The rich voices deepened the ache in Dalton’s chest. Almost six weeks had passed since he’d stepped off the train to a welcoming crowd at the Logan Meadows depot. He’d been delivered from purgatory by Jake Costner and his sisters, Adaline and Courtney. In all reality, if Jake hadn’t shown up in Newport when he had and then acted on his good instincts that the ragged prisoner with the caramel-colored eyes being held in the trainyard resembled his friend, Dalton would now be in Alaska, slaving in Hexim’s gold mine. Or perhaps he’d be dead. In the drug-induced state he’d suffered, Dalton had been in no condition to save himself, even though he’d wanted to. God had sent deliverance in the name of Jake Costner.
Then, after only a few days in Logan Meadows and to his utter dismay, Dalton learned his life savings had been absconded from the bank in San Francisco. The dishonest bank owner gambled away every cent entrusted. The man had been tried, convicted, and now served a life sentence, but his incarceration meant little to Dalton. If not for the generous ten dollars Albert loaned him upon arrival, he’d be hard-pressed to eat.
Dalton shoved an icy hand into his pants pocket and fingered the money.
I need work. Real work. And soon!
Below, wrapped in a stylish, dark-burgundy winter coat with a fur-trimmed hood, Tabitha Wade walked beside Hunter Wade, her husband and part owner in the Bright Nugget saloon, a gloved hand tucked into the crook of his arm. At this time of day, the two were most likely headed to the Silky Hen for their noon meal. Marigold Canterbury, Tabitha’s mother, walked alongside, her flitting gaze taking in the sights.
Dalton had heard the story of how the older woman and Tabitha fended off a killer bounty hunter, saving the Lings’ young daughter, Lan. A lot transpired in Logan Meadows in the months he’d been away.
When he scanned the opposite direction, Dalton sucked in a breath, his heart thumping against his ribs. Susanna Robinson Preston approached with a wicker basket swinging on her arm. Some six months ago, he fancied himself in love with Susanna. Thought they might even make a life together. But she’d chosen Albert. Watching her, he pressed a hand on the sill, his throat tightening. Could he really live in the same town with her? See her every day?
Tabitha and Susanna halted directly below Dalton’s window. Hunter stepped inside Albert’s office.

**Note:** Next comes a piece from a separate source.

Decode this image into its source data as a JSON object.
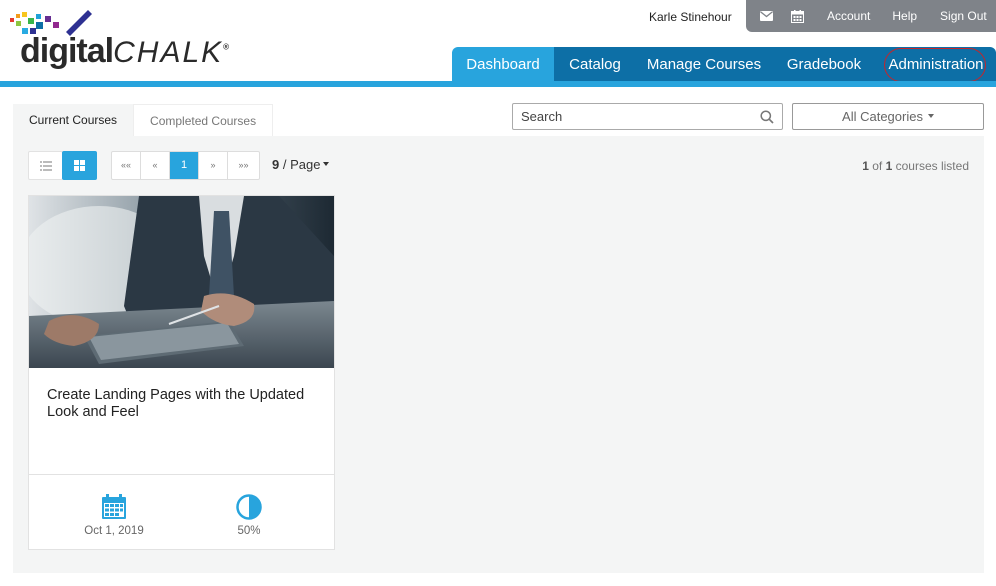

As much as he enjoyed seeing Susanna’s and Tabitha’s smiles and hearing their laughter, their jovial moods made him feel worse and his plight all the more clear. He couldn’t remain in Logan Meadows on charity. As a man, he had to earn his way. Albert, kind fellow that he was, provided this apartment for free. Well, not exactly free, but a rent of one dollar a month was practically nothing.If a paying case didn’t present itself soon, he’d consider other options—one being returning to his hometown of Breckenridge, where his parents lived. Or go back to San Francisco. But starting over again would take some money—funds he didn’t have.
About to turn away from the window and head downstairs, he halted.
A buckboard came up the street, leaving tracks in the thin layer of new fallen snow. The wagon pulled up directly across the street. Maximus and Clementine, Win’s shaggy winter-coated buffalo, gazed at the arrivals from behind their corral fence.
Jake, Daisy, and… Adaline.
Since arriving in Logan Meadows, a day hadn’t passed when Adaline hadn’t searched him out in his office, the mercantile, or the Silky Hen Café to ask some question a local could easily have answered. She made him feel special. Memories of how she’d nursed him when he’d been so sick in Newport—first, the stormy night in the abandoned pig shed and then, high in Freddy Bennet’s treehouse—warmed his heart. Their conversations and the sound of her voice awakened something deep inside. He wasn’t sure what the stirrings meant, but he was too cold to think about the reasons just now.
“I’m past due for coffee and a warmup downstairs by the woodstove.” Albert issued an open invitation along with the one-dollar rent. “I won’t consider the hospitality as charity just yet. Hopefully, I’ve already hit the bottom of my barrel, but one just never knows about fate.”Return to Winter Winds of Wyoming